5. Withdrawn Style 
Leaders are personally and professionally absent and lacking courage. This style leads to de-motivation and causes employees to feel somewhat lost. 

Withdrawn behaviours include the following:

  • Not offering clarity, transparency, or direction
  • Being unavailable and leaving employees needing help to their fate
  • Hesitating to express  preferences
  • Putting off making decisions
  • Allowing tensions and problems to drag on 

6. Distrustful Style 
Leaders intervene too late in team or other operational conflicts, and are often suspicious of the motives of employees. The leader is negative, hesitant, and often very unclear about what he or she wants, and about the direction to be followed. 

Distrustful behaviours include the following:

  • Deliberately being unclear; holding back (important) information, and hiding intentions
  • Judging others quickly and in a negative way
  • Being undecided and anxious
  • Maintaining a generally hostile attitude 
  • Showing distrust in employees' initiatives or proposals

Autocratic Quadrant

Leaders who use these styles hope to enforce obedience or compliance in their employees.  They communicate in a cold, distant, harsh, or one-sided manner—without showing much understanding for others. 

7. Authoritarian Style 
Leaders use force, are hostile, and are ‘against’ others.  They present things in a one-sided and unpleasant way.  This style is often associated with anger in all its gradations—irritation, annoyance, impatience, fury. 

Authoritarian behaviours include the following:

  • Dominating, dictating, and not tolerating participation
  • Threatening with sanctions
  • Attacking in a cold and hard manner
  • Often showing irritation and anger 
  • Unilaterally imposing performance levels, for example, objectives and goals

8.  Directive Style 
Leaders are very dominant and clear about what they want done. They actively monitor and correct employees, referring often to rules and regulations.

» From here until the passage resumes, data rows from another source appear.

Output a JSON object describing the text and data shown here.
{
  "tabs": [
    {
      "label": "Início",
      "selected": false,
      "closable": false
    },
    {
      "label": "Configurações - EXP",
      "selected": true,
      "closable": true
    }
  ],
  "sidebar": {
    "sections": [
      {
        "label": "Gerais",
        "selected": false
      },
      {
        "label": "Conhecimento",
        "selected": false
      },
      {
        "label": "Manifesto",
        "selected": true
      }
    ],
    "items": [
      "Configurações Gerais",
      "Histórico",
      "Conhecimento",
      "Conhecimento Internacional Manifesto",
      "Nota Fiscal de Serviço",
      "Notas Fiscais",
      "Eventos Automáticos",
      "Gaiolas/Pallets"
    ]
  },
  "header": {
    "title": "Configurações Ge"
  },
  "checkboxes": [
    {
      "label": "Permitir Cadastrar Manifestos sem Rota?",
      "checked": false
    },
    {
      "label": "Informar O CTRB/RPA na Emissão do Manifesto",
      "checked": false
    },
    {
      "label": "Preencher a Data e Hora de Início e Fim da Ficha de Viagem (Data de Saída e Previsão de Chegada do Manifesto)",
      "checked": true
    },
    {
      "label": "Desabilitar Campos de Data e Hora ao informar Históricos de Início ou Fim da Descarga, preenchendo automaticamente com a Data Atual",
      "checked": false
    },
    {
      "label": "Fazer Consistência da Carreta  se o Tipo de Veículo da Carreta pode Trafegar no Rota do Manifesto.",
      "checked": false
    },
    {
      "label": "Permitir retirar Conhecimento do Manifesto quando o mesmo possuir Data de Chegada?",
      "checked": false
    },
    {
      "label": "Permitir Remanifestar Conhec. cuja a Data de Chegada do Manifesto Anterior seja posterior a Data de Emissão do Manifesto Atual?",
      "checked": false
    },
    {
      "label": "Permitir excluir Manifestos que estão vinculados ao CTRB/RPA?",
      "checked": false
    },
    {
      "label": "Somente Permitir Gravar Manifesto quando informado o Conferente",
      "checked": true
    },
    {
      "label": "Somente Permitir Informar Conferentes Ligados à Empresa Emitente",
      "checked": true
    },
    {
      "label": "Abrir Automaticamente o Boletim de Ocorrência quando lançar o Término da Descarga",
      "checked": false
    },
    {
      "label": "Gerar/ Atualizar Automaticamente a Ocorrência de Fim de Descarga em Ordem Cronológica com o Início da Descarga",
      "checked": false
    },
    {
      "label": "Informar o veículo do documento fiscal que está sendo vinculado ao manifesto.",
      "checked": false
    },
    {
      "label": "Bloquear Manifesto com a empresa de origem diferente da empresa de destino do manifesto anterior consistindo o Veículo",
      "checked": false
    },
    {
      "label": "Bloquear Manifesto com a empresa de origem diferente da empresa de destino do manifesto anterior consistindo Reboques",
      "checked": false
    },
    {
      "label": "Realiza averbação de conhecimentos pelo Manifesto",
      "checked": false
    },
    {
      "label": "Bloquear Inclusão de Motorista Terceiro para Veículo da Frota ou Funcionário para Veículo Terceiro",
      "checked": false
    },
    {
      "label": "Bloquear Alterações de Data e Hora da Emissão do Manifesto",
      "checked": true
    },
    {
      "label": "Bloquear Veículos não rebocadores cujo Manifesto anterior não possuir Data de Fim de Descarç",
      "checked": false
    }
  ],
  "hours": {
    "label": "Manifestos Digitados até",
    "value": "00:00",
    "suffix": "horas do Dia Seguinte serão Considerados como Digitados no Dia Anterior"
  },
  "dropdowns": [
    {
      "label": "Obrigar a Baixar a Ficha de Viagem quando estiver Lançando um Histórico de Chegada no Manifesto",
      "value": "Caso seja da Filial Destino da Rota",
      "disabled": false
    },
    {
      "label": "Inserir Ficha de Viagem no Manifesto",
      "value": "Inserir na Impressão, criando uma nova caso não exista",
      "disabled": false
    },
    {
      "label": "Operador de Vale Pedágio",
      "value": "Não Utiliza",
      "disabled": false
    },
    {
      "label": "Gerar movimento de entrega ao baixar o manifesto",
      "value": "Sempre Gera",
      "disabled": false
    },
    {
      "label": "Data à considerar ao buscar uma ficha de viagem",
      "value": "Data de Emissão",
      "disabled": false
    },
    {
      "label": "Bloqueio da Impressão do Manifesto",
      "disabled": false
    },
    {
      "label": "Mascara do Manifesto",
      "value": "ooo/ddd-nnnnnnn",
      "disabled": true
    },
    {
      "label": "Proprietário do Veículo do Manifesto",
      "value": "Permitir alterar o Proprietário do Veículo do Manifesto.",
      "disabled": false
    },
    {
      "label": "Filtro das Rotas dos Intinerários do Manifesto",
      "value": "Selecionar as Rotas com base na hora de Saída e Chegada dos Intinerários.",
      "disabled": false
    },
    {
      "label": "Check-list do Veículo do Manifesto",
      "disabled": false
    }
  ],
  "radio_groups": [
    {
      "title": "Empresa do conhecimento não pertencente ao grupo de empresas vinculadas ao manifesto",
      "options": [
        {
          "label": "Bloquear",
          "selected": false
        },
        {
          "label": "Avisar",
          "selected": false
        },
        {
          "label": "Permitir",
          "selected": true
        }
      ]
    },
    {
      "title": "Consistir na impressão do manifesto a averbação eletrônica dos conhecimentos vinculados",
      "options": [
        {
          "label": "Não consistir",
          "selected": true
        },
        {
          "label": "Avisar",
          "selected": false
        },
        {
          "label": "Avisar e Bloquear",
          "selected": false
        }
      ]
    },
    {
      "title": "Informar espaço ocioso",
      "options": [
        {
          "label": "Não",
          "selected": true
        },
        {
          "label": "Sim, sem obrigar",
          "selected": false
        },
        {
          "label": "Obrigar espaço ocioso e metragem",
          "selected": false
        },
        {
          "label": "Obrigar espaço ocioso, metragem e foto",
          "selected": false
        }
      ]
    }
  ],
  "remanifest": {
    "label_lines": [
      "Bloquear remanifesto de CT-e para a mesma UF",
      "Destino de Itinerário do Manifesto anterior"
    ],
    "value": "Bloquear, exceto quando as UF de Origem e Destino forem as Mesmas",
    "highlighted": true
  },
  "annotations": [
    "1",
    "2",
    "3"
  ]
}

They try to reach personal success in a competitive manner—at least in the eyes of others. 

Directive behaviours include the following:

  • Controlling and demanding compliance
  • Communicating exclusively the 'what' without the 'why'
  • Seeking status, power, and personal gain
  • Being extremely competitive and very results oriented
  • Being preoccupied with one’s own career; aiming for personal success
Scroll to Top